 Another crocosmia, also in a pot.
 Penstemon Andenken an Friedrich Hahn, also know as Garnet, has flowered well all through the summer.  Even the plant in the border has done well.
 A deep red cosmos - possibly Rubenza.
The blueberries have also done well and have been fruiting since July. I get this many berries every two days or so and have several bags full in the freezer.  The plants are all over three years old, so the berry production is gaining with their maturity. 
After the heat this July, I have decided that I must be a Spring and Autumn person - I like warmth but not heat.  It is cooling down again now and I am finding it much more pleasant.   

Wednesday, 15 August 2018

Making cards and gifts

I have had a few anniversaries and birthdays to make cards for recently, so here's what I came up with. Above was an anniversary card for my sister and brother in law.  I do like the Chinese Lantern die (although it took a few goes to get a nice clean cut.) I backed it with a blue/green patterned paper and like the calming effect.
 I sent this one to my friend in Canada - it was their rather special anniversary.  We went over for their wedding as I was Matron of Honour.  The time seems to have gone very quickly since.
 This one was a bit of a practise, but it turned out quite well.
This card was for a colleague at work who enjoys working with a nature conservancy volunteer group.  I though she would like the leaf print paper.
The inside needed a little something, so I added a green glittery fern leaf - well, why not?
I haven't made any jewellery for a while so made the same colleague a wooden bead macrame bracelet.  I have seen her wearing it at work so I think she likes it!

Thursday, 2 August 2018

This and that

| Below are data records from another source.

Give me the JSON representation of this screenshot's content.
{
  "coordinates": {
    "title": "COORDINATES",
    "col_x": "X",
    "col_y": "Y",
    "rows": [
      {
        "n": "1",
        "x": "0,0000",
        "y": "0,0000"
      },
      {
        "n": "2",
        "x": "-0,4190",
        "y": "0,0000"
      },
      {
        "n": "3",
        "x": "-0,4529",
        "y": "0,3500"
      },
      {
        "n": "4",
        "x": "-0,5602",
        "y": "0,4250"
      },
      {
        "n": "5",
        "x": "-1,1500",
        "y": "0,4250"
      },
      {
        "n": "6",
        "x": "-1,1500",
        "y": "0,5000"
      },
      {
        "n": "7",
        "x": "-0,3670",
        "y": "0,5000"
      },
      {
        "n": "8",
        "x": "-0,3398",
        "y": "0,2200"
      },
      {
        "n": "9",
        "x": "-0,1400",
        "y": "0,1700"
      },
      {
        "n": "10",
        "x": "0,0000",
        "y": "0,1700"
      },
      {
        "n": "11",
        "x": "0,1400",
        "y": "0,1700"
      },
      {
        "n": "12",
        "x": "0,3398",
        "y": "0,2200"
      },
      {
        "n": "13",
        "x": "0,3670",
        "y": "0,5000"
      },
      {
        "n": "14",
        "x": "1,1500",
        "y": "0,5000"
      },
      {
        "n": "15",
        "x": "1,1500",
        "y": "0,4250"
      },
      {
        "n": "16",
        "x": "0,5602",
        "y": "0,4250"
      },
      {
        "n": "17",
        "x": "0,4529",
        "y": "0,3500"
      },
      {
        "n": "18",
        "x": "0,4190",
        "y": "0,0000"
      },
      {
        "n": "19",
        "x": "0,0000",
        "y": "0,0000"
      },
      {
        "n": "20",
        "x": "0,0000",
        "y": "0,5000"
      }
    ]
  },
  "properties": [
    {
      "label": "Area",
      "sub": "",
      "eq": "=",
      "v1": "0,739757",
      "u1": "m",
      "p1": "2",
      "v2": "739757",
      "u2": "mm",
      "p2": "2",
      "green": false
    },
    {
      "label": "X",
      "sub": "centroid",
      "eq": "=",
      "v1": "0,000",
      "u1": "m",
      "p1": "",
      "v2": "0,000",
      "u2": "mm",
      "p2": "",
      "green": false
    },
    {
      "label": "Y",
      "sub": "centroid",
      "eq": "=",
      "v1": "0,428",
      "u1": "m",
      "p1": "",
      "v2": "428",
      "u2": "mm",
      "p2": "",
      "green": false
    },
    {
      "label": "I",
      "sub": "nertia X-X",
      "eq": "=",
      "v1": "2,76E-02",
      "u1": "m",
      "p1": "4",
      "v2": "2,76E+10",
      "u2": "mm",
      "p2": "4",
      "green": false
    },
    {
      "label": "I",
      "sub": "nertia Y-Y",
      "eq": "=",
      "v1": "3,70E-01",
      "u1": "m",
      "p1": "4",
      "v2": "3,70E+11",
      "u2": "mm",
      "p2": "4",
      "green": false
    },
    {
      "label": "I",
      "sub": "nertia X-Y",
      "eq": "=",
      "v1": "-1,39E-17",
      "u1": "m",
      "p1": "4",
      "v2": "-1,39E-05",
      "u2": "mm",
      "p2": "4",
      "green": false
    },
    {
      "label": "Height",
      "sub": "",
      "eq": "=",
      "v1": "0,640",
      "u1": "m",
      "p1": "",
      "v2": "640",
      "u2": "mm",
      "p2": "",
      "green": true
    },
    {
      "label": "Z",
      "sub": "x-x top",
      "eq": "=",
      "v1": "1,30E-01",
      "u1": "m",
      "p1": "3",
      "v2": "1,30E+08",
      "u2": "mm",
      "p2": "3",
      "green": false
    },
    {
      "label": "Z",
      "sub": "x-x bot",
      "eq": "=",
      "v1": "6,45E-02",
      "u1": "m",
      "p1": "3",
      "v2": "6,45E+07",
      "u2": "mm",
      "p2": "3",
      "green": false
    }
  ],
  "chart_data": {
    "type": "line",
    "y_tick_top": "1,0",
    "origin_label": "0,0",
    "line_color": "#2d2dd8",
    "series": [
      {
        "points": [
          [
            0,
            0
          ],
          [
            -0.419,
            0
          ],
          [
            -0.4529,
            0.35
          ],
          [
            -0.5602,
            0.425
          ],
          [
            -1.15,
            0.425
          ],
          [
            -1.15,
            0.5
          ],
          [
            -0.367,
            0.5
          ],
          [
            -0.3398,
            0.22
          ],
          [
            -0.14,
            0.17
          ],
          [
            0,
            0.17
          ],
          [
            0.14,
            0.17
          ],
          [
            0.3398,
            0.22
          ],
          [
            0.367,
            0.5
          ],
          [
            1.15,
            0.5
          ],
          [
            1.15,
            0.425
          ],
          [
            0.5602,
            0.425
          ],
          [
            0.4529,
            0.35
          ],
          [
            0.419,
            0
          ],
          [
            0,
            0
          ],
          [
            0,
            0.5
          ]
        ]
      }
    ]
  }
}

This post is a bit of a mix of things - hence the title.  First, I have finally bought a blue hydrangea.  It just had to be done.  The one I bought at RHS Chatsworth has turned a sort of bluey-pink, despite having hydrangea colorant applied to it.  So, I took the plunge and ordered this one - Hydrangea Macrophylla Magical Revolution Blue.  I have a pink one of these outside the front door and it has proved to be extremely hardy and reliable.  I am hoping this one will prove to be the same.
 It came from here and it was well packaged, healthy and had lots of flowers.  I wasn't expecting to receive such a lovely looking plant.  I will plant it in a pot with ericaceous compost and will give it some colorant next year.  Isn't it a beauty?  I just love that blue!
 I also bought another dwarf Ginkgo, to keep my other one company.  This one is called 'Troll'.  Again, I just had to buy it.  (It is sitting with a catmint and a fuchsia).
We did get the promised rain last weekend and it was very welcome and much needed.  However, after a nice cool start to the week, it is gradually turning hotter and is humid again. Ugh!
 I have finished my third tunic dress, this one using my own bias binding.  I need to make a denim pinafore dress and a new work bag next, I think.
Finally, Scruffy made me laugh this morning, squeezing into a box which was too small for him.  As you can see, he really was not that happy with me pointing a camera at him (but then he never is!)